We certainly applaud West Virginia for taking the lead in the lawsuit challenging the EPA. It appears that Obama’s last year in office is one where the EPA and other regulatory agencies are trying further choke business development in this country.

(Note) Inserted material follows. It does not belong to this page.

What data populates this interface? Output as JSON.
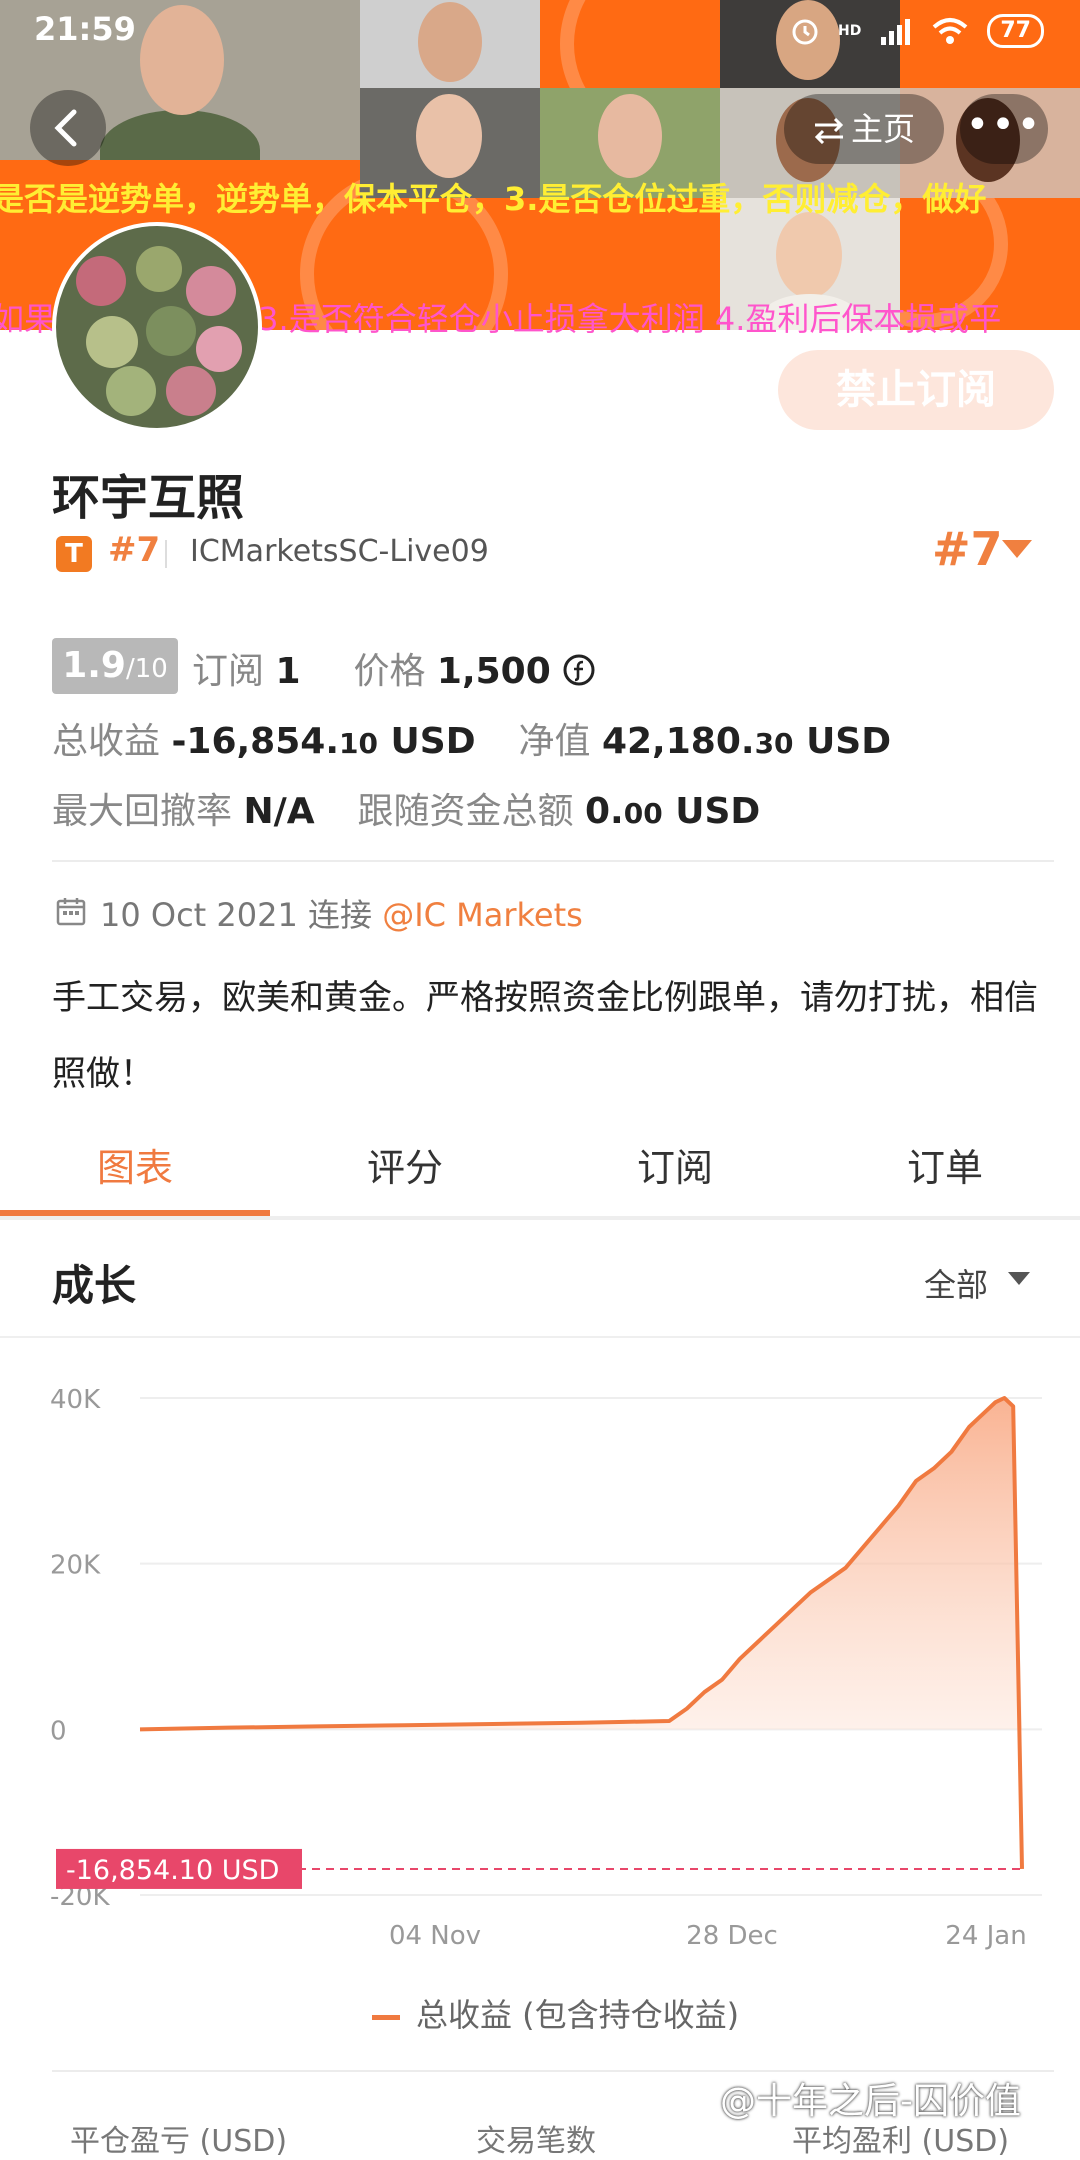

I hope other industries challenge the EPA and other regulatory agencies that killing small businesses in this country.
An affiliation of 13 states, led by West Virginia, sued the Environmental Protection Agency on Tuesday over its regulations for oil and gas, calling the rules a “job-killing attack” on the nation’s oil and natural gas workers.
The lawsuit, filed in the D.C. Circuit Court of Appeals (reviewed by Kallanish Energy), asks the court to examine EPA’s rule regulating methane emissions from new, reconstructed and modified oil and gas wells that use hydraulic fracturing (fracking).
“Petitioners will show that the final rule is in excess of the agency’s statutory authority and otherwise is arbitrary, capricious, an abuse of discretion and not in accordance with law,” according to the filing. “Accordingly, petitioners ask the court to hold unlawful and set aside the rule …”
The states argue the regulations impose an “unnecessary and burdensome” standard on the oil and natural gas industry, “while setting the stage for further limits on existing oil and gas operations before President Obama leaves office.”
“These rules will cause West Virginia coal miners to lose their jobs and West Virginians’ electricity bills to skyrocket,” according to West Virginia Attorney General Patrick Morrisey. “EPA’s actions will upset the careful balance of ensuring reliable, affordable electricity while encouraging job growth and responsible protection of the environment.”
The states argue the regulations “would raise production and distribution costs and, in turn, force an increase in consumer utility bills” by making fuel costs higher for power plants increasingly dependent on low-priced natural gas.”
The EPA itself predicts its regulations will cost $530 million in 2025, while other studies project the annual price tag may reach $800 million.
In addition to West Virginia, the lawsuit includes attorneys general from Alabama, Arizona, Kansas, Kentucky, Louisiana, Michigan, Montana, Ohio, Oklahoma, South Carolina and Wisconsin, along with the Kentucky Energy and Environment Cabinet and North Carolina Department of Environmental Quality.